::: EXCERPTED RECORDS

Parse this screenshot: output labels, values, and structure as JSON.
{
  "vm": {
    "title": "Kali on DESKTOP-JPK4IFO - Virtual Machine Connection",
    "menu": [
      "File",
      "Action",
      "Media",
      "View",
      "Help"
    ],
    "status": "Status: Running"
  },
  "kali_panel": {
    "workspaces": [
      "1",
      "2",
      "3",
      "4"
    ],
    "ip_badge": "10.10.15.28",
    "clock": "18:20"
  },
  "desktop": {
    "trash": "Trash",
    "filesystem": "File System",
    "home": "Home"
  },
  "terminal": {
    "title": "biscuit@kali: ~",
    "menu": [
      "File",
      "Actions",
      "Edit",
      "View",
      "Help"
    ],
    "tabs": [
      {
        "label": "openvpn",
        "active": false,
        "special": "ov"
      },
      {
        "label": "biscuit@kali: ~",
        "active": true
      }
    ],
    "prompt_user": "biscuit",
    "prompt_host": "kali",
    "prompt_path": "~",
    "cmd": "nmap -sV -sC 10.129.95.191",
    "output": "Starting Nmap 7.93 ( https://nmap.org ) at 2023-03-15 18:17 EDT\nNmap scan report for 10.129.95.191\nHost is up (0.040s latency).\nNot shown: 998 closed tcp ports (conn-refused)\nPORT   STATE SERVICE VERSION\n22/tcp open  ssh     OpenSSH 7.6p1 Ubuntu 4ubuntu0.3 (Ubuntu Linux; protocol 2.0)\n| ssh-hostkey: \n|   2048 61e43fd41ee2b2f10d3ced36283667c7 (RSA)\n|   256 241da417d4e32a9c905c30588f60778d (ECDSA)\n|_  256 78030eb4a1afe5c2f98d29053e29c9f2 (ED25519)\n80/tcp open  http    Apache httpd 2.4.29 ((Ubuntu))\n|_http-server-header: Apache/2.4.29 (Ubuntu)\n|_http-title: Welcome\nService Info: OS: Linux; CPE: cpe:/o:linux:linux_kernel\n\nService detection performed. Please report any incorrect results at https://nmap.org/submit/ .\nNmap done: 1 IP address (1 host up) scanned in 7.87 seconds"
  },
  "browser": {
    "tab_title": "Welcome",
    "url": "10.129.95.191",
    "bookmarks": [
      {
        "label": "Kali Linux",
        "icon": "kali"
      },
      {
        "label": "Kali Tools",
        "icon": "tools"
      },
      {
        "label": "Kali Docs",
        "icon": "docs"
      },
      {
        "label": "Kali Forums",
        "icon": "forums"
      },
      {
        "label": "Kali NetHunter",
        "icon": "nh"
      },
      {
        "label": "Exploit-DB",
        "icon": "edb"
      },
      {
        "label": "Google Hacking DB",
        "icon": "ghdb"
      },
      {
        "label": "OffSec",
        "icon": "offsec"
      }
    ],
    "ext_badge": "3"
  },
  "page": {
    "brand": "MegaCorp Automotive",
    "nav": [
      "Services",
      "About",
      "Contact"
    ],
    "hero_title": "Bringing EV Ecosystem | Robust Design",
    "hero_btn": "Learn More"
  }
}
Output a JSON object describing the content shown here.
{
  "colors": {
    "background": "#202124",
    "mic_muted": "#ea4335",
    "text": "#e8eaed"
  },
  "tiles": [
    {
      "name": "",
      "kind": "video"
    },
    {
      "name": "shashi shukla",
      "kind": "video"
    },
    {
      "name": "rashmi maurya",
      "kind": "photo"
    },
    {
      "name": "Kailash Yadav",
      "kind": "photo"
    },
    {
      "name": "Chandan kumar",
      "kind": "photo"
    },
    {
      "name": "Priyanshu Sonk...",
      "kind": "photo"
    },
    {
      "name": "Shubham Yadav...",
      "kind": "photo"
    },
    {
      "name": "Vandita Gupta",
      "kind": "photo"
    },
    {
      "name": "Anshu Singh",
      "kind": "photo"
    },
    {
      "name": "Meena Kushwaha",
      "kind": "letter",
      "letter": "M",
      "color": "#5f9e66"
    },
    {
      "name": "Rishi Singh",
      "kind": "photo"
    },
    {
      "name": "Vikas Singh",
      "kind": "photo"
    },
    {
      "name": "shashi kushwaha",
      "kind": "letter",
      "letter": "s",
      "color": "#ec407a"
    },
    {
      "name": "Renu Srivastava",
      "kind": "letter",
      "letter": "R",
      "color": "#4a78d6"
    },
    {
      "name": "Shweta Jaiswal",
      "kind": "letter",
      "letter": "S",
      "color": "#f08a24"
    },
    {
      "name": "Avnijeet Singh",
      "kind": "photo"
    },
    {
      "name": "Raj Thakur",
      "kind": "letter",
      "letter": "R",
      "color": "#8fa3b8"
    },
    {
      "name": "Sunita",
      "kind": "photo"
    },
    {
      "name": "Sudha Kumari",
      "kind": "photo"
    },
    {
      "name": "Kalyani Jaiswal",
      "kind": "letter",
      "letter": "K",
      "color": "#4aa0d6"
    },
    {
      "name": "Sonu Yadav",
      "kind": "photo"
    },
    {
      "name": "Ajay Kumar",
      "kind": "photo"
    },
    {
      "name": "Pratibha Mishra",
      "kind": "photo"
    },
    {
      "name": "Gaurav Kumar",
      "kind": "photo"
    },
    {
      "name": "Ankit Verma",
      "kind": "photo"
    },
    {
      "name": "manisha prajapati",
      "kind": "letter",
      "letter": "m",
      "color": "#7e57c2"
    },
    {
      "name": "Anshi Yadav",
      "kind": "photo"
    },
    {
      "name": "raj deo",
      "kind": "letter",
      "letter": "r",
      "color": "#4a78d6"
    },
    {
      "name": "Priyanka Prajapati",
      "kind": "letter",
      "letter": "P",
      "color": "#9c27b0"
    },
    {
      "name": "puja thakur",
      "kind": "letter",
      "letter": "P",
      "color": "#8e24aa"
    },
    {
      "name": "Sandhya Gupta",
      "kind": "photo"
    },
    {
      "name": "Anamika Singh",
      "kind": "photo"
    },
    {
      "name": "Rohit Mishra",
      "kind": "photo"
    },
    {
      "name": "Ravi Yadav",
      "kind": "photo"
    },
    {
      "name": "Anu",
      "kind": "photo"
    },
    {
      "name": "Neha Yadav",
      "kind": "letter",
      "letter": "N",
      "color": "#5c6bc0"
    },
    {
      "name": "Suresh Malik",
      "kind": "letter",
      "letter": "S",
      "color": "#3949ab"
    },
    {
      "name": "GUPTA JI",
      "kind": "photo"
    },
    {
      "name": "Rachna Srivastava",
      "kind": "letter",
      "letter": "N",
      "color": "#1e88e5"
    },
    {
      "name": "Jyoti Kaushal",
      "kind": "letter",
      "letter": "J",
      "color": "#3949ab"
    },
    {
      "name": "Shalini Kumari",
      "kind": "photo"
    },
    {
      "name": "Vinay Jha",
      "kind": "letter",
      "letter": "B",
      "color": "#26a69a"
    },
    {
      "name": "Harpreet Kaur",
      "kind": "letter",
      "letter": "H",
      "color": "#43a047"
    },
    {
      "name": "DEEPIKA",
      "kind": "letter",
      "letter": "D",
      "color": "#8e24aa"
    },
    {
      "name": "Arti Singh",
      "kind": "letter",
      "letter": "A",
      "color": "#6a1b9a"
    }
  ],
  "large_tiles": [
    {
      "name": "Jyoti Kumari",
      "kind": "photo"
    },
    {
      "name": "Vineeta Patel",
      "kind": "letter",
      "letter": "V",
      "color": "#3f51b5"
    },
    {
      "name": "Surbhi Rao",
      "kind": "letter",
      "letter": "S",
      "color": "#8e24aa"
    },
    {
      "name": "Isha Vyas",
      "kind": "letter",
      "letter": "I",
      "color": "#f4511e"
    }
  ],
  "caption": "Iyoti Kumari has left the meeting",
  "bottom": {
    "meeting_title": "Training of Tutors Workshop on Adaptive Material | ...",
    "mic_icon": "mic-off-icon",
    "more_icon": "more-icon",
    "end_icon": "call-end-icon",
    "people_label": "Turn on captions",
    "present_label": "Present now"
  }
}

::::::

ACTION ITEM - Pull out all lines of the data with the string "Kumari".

EXPECTED OUTPUT -
      "name": "Sudha Kumari",
      "name": "Shalini Kumari",
      "name": "Jyoti Kumari",
  "caption": "Iyoti Kumari has left the meeting",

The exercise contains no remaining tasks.